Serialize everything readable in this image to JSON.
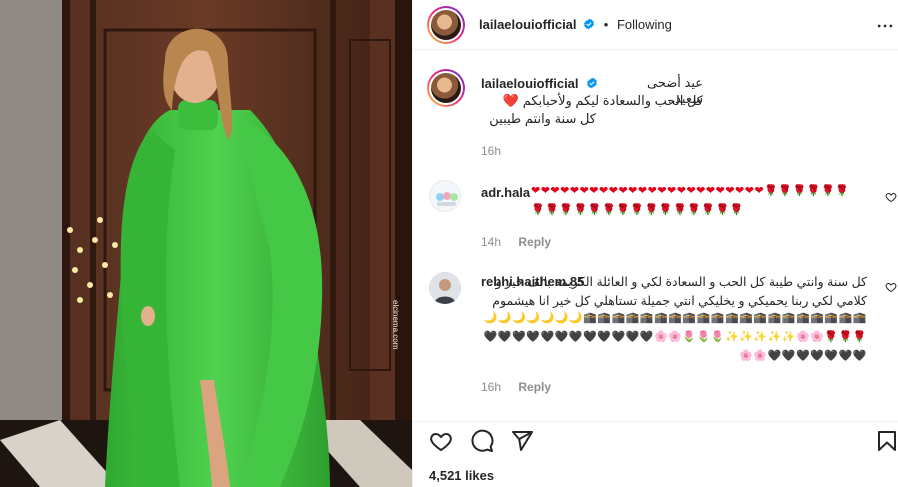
{
  "post": {
    "username": "lailaelouiofficial",
    "separator": "•",
    "follow_status": "Following",
    "photo_watermark": "elcinema.com"
  },
  "caption": {
    "username": "lailaelouiofficial",
    "lines": [
      "عيد أضحى سعيد..",
      "كل الحب والسعادة ليكم ولأحبابكم ❤️",
      "كل سنة وانتم طيبين"
    ],
    "time": "16h"
  },
  "comments": [
    {
      "username": "adr.hala",
      "text": "❤❤❤❤❤❤❤❤❤❤❤❤❤❤❤❤❤❤❤❤❤❤❤❤🌹🌹🌹🌹🌹🌹🌹🌹🌹🌹🌹🌹🌹🌹🌹🌹🌹🌹🌹🌹🌹",
      "time": "14h",
      "reply_label": "Reply"
    },
    {
      "username": "rebhi.haithem.85",
      "text": "كل سنة وانتي طيبة كل الحب و السعادة لكي و العائلة الكريمة بالف خير و كلامي لكي ربنا يحميكي و يخليكي انتي جميلة تستاهلي كل خير انا هيشموم",
      "emojis": "🕋🕋🕋🕋🕋🕋🕋🕋🕋🕋🕋🕋🕋🕋🕋🕋🕋🕋🕋🕋🌙🌙🌙🌙🌙🌙🌙🌹🌹🌹🌸🌸✨✨✨✨✨🌷🌷🌷🌸🌸🖤🖤🖤🖤🖤🖤🖤🖤🖤🖤🖤🖤🖤🖤🖤🖤🖤🖤🖤🌸🌸",
      "time": "16h",
      "reply_label": "Reply"
    }
  ],
  "likes": "4,521 likes",
  "icons": {
    "verified": "verified-badge-icon",
    "more": "more-options-icon",
    "like": "heart-icon",
    "comment": "comment-icon",
    "share": "share-icon",
    "save": "bookmark-icon"
  },
  "colors": {
    "verified_blue": "#0095f6",
    "muted": "#8e8e8e",
    "dress_green": "#3fbf3f"
  }
}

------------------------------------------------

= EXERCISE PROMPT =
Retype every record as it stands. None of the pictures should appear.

= ANSWER FOR THIS EXERCISE =
Serialize everything readable in this image to JSON.
{
  "post": {
    "username": "lailaelouiofficial",
    "separator": "•",
    "follow_status": "Following",
    "photo_watermark": "elcinema.com"
  },
  "caption": {
    "username": "lailaelouiofficial",
    "lines": [
      "عيد أضحى سعيد..",
      "كل الحب والسعادة ليكم ولأحبابكم ❤️",
      "كل سنة وانتم طيبين"
    ],
    "time": "16h"
  },
  "comments": [
    {
      "username": "adr.hala",
      "text": "❤❤❤❤❤❤❤❤❤❤❤❤❤❤❤❤❤❤❤❤❤❤❤❤🌹🌹🌹🌹🌹🌹🌹🌹🌹🌹🌹🌹🌹🌹🌹🌹🌹🌹🌹🌹🌹",
      "time": "14h",
      "reply_label": "Reply"
    },
    {
      "username": "rebhi.haithem.85",
      "text": "كل سنة وانتي طيبة كل الحب و السعادة لكي و العائلة الكريمة بالف خير و كلامي لكي ربنا يحميكي و يخليكي انتي جميلة تستاهلي كل خير انا هيشموم",
      "emojis": "🕋🕋🕋🕋🕋🕋🕋🕋🕋🕋🕋🕋🕋🕋🕋🕋🕋🕋🕋🕋🌙🌙🌙🌙🌙🌙🌙🌹🌹🌹🌸🌸✨✨✨✨✨🌷🌷🌷🌸🌸🖤🖤🖤🖤🖤🖤🖤🖤🖤🖤🖤🖤🖤🖤🖤🖤🖤🖤🖤🌸🌸",
      "time": "16h",
      "reply_label": "Reply"
    }
  ],
  "likes": "4,521 likes",
  "icons": {
    "verified": "verified-badge-icon",
    "more": "more-options-icon",
    "like": "heart-icon",
    "comment": "comment-icon",
    "share": "share-icon",
    "save": "bookmark-icon"
  },
  "colors": {
    "verified_blue": "#0095f6",
    "muted": "#8e8e8e",
    "dress_green": "#3fbf3f"
  }
}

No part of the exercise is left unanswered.